Report, word for word, every line of the material that contains "Brighten".
++++
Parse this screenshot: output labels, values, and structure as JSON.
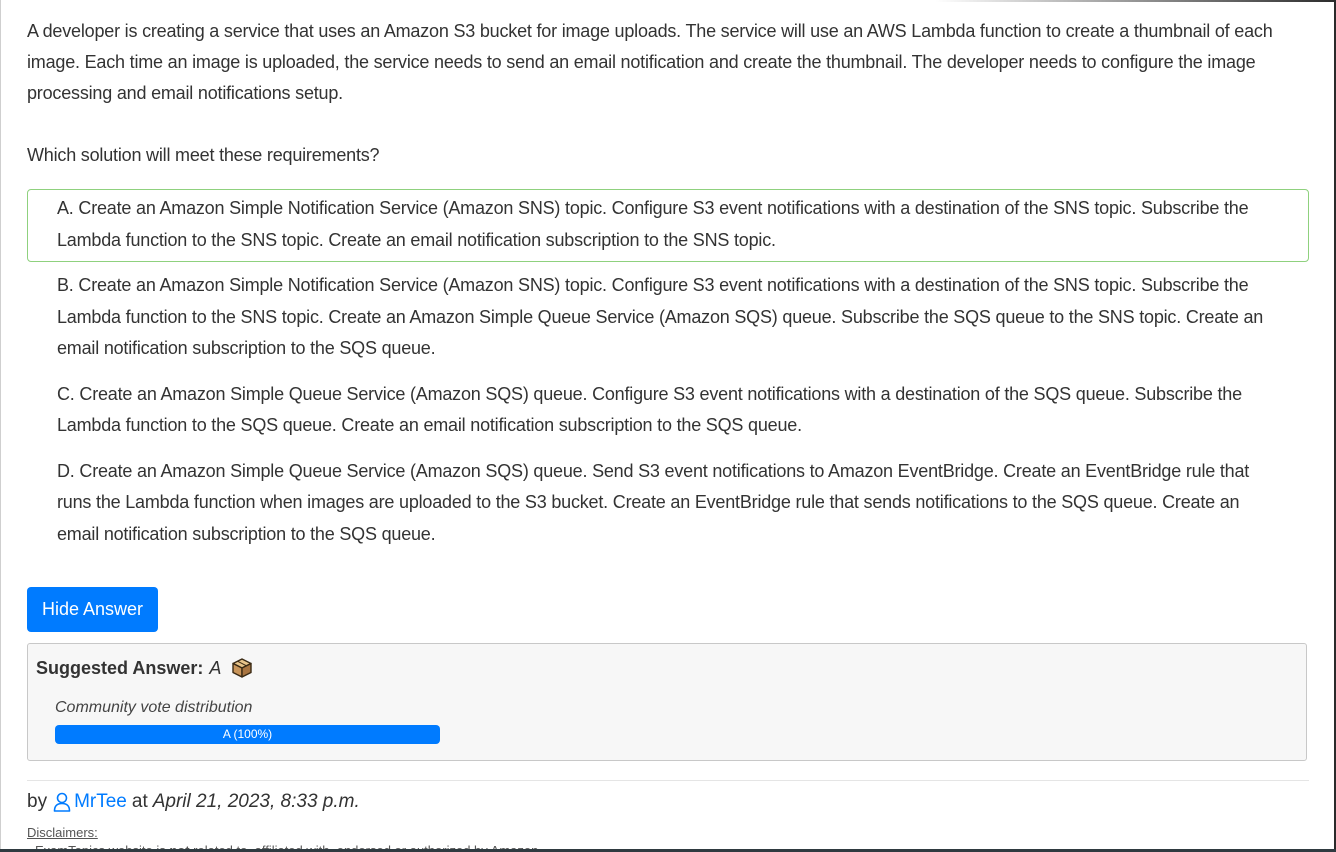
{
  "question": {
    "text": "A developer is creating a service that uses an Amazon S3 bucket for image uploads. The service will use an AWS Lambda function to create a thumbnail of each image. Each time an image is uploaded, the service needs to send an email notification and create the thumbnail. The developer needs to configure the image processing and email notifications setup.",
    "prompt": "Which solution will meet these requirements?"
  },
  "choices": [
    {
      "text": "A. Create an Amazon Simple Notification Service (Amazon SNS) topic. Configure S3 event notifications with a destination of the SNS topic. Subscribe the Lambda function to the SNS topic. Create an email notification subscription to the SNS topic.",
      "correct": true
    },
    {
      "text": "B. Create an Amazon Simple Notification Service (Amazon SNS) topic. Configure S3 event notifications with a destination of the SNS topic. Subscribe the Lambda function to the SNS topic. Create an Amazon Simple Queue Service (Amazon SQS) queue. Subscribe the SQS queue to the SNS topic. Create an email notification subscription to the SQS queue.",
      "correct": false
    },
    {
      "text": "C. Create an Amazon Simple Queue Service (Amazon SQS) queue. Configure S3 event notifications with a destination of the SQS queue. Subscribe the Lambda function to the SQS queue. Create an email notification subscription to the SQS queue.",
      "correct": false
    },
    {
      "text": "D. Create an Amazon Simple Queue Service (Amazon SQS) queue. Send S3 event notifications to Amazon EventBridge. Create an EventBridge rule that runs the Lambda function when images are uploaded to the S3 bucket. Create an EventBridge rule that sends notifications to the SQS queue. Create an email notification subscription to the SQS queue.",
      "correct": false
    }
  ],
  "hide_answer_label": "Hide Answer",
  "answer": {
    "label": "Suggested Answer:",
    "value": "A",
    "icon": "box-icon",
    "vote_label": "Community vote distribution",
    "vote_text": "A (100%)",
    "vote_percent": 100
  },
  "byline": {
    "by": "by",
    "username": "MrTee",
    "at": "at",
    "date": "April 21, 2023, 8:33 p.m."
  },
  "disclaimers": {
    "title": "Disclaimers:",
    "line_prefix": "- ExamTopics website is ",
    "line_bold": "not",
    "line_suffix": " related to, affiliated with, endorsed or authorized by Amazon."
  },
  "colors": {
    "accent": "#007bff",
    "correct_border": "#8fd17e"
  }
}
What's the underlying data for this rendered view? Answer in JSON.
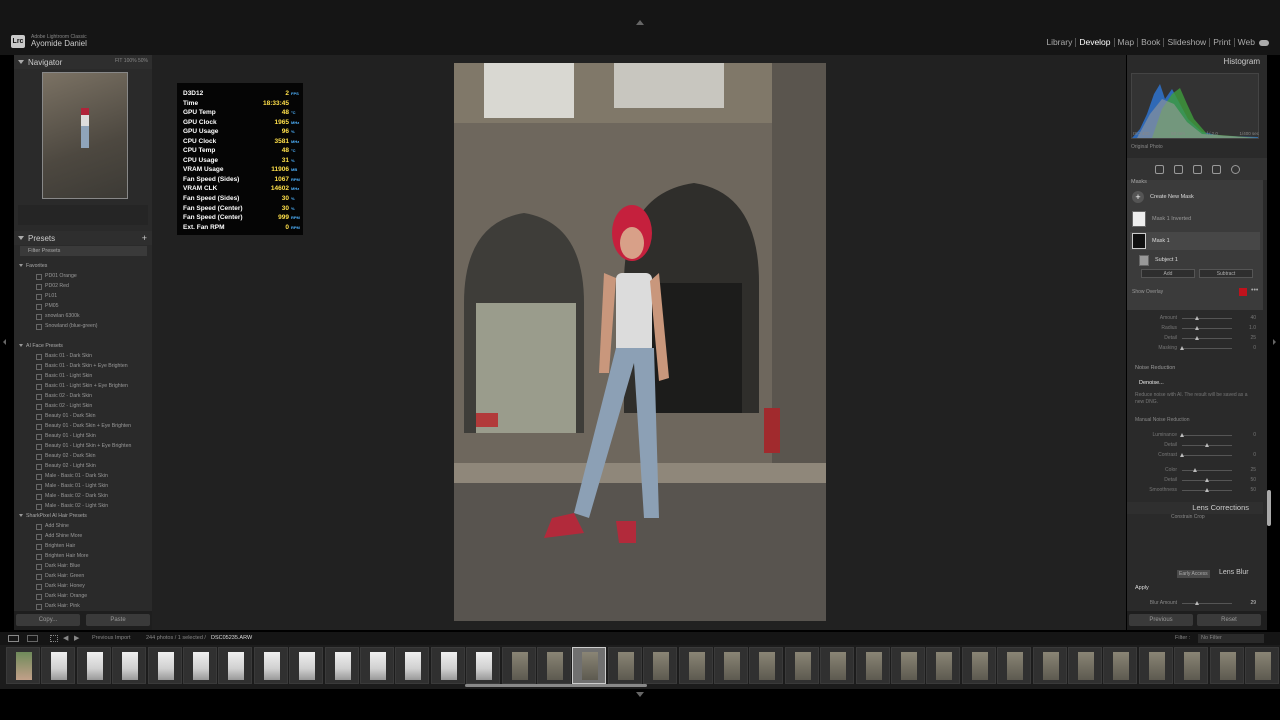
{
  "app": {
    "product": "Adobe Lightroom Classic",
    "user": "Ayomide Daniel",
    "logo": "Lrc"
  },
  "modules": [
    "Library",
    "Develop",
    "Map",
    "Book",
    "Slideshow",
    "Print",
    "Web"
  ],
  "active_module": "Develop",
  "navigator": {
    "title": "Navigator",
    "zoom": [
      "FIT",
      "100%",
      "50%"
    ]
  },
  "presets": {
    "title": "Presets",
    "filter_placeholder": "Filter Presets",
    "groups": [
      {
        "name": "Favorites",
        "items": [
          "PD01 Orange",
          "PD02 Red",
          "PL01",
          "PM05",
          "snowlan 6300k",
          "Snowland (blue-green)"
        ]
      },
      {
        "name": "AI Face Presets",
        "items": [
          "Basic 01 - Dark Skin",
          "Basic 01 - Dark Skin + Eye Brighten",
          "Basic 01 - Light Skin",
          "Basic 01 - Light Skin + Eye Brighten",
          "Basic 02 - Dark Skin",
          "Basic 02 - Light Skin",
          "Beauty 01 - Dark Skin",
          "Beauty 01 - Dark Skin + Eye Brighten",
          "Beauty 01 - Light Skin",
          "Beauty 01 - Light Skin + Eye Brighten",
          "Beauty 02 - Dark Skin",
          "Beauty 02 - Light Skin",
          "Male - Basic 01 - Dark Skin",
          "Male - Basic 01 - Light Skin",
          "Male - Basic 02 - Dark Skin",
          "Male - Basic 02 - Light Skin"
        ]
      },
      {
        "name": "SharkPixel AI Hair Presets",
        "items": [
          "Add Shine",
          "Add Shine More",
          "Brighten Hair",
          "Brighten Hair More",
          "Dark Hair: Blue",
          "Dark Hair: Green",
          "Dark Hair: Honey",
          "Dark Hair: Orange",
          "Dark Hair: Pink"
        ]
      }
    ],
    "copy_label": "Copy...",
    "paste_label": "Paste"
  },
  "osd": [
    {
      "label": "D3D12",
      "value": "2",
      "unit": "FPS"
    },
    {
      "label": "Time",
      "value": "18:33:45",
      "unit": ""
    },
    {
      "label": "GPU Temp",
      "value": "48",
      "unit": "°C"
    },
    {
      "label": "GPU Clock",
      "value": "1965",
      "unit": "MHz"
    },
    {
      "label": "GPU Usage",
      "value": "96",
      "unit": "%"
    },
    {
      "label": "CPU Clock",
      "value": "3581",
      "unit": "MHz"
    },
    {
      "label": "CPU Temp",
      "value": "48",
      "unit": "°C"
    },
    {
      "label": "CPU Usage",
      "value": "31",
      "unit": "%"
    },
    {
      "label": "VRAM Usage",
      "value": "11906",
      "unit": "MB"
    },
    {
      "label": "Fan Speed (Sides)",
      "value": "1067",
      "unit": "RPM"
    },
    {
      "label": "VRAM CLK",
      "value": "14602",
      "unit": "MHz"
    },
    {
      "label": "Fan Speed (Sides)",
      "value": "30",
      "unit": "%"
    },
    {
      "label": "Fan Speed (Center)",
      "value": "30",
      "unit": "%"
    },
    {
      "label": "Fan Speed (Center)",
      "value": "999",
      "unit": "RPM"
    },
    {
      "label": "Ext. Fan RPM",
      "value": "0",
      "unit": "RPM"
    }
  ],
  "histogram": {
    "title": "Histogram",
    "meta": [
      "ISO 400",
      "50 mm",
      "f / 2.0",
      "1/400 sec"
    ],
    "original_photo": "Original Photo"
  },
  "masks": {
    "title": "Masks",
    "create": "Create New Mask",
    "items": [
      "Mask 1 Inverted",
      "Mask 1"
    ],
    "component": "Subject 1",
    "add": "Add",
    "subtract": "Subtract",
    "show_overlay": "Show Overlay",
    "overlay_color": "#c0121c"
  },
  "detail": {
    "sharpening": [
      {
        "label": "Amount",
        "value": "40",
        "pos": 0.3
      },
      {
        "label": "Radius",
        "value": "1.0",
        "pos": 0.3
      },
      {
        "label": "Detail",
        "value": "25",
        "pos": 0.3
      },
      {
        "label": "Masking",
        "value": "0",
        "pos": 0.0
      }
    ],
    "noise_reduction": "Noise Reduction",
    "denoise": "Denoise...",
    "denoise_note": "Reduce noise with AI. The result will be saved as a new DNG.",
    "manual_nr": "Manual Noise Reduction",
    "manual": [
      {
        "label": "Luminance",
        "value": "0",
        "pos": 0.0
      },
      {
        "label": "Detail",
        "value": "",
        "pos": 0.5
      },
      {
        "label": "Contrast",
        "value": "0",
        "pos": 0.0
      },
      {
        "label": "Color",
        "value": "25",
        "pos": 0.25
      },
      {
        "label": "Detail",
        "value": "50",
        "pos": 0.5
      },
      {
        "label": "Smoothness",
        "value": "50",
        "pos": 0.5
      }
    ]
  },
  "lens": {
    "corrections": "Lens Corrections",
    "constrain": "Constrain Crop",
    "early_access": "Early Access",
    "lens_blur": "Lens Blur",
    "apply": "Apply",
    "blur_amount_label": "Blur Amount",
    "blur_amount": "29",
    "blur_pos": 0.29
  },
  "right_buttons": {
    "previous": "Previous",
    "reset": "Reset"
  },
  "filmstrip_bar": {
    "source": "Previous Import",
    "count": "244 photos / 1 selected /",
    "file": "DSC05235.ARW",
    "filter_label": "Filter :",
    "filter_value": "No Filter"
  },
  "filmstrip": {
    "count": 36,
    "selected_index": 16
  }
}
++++
Result of this task
          "Basic 01 - Dark Skin + Eye Brighten",
          "Basic 01 - Light Skin + Eye Brighten",
          "Beauty 01 - Dark Skin + Eye Brighten",
          "Beauty 01 - Light Skin + Eye Brighten",
          "Brighten Hair",
          "Brighten Hair More",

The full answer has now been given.